US7831059Nov 3, 2006Nov 9, 2010Sahyoun Joseph YSelf-cooled electro-magnetic audio transducer
US8325967 *Dec 1, 2010Dec 4, 2012Alpine Electronics, Inc.Speaker apparatus
US20110135140 *Dec 1, 2010Jun 9, 2011Alpine Electronics, Inc.Speaker apparatus
EP1455553A2 *Mar 4, 2004Sep 8, 2004Peavey Electronics Corp.Methods and apparatus for dissipating heat in a voice coil
Classifications
U.S. Classification381/397, 381/423, 381/424, 381/432

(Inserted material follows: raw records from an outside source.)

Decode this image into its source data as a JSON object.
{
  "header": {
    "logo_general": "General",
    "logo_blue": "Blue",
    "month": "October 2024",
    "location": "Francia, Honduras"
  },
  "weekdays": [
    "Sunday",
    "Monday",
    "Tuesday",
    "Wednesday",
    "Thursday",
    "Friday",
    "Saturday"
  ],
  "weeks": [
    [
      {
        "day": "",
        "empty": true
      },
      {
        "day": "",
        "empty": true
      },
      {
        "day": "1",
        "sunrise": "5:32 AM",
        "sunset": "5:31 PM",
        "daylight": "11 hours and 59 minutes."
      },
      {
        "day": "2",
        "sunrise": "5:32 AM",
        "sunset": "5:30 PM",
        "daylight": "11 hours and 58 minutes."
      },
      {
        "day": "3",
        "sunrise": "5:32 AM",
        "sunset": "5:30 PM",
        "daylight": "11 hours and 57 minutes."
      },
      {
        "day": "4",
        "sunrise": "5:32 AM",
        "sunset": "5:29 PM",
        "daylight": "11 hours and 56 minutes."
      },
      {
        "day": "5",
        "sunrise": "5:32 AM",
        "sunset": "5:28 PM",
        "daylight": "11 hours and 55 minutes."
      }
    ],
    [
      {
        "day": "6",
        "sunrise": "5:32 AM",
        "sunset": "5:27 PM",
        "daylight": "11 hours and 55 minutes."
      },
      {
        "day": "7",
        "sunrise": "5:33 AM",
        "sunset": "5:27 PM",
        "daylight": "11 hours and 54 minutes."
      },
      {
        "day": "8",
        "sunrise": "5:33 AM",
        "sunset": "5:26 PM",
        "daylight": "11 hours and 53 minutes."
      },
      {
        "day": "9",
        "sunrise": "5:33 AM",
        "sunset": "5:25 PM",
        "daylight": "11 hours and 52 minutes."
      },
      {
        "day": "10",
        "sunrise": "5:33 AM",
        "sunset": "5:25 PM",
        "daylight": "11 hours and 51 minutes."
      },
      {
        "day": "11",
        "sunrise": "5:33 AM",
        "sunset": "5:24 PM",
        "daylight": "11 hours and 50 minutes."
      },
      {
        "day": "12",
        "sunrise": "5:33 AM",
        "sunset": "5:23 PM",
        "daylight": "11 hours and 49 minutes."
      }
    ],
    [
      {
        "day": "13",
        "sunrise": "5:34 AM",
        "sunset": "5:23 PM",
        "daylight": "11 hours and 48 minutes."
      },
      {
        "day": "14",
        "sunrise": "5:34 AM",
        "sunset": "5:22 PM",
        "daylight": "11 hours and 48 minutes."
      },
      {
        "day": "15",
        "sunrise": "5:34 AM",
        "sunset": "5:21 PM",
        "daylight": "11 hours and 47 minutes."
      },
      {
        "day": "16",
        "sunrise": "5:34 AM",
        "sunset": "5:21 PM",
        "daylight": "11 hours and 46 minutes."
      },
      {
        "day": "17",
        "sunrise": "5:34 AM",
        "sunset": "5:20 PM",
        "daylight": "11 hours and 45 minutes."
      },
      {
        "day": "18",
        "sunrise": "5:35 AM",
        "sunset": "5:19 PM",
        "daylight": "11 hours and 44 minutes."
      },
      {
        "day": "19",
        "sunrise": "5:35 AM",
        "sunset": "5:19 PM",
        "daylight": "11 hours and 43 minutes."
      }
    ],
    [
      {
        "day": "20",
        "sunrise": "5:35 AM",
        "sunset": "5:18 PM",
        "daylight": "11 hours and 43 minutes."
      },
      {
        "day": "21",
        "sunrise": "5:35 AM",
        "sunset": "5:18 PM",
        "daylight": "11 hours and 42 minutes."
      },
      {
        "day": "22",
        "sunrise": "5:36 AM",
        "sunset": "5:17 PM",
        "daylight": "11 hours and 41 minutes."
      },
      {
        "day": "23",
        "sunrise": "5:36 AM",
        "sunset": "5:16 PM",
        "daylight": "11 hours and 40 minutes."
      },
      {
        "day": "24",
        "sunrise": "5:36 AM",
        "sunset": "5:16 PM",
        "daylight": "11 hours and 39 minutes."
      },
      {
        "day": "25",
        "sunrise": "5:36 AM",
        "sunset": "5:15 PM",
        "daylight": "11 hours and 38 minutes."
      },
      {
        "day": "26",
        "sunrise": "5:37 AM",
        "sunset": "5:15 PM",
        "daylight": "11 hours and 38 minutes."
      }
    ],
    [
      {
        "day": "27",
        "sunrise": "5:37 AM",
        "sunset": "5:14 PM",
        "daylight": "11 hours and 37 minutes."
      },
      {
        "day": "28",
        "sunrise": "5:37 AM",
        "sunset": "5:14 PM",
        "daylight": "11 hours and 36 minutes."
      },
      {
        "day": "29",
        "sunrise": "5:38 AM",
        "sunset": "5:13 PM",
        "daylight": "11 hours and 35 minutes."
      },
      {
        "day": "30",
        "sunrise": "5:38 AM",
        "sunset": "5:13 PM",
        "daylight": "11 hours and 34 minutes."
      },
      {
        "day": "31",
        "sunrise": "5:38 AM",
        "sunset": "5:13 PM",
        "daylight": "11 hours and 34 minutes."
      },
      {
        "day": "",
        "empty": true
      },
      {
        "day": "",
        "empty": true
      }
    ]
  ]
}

International ClassificationH04R9/02, H04R9/04
Cooperative ClassificationH04R9/045, H04R9/022, H04R9/043
European ClassificationH04R9/02B, H04R9/04M
Legal Events
DateCodeEventDescription
May 15, 2013FPAYFee payment
Year of fee payment: 12
Jun 3, 2009FPAYFee payment
Year of fee payment: 8
Jun 1, 2005FPAYFee payment
Year of fee payment: 4
Oct 10, 2000ASAssignment
Owner name: JL AUDIO, INC., FLORIDA
Free format text: ASSIGNMENT OF ASSIGNORS INTEREST;ASSIGNOR:PRONI, LUCIO;REEL/FRAME:011164/0385
Effective date: 20001003
Owner name: JL AUDIO, INC. 10369 N. COMMERCE PARKWAY MIRAMAR F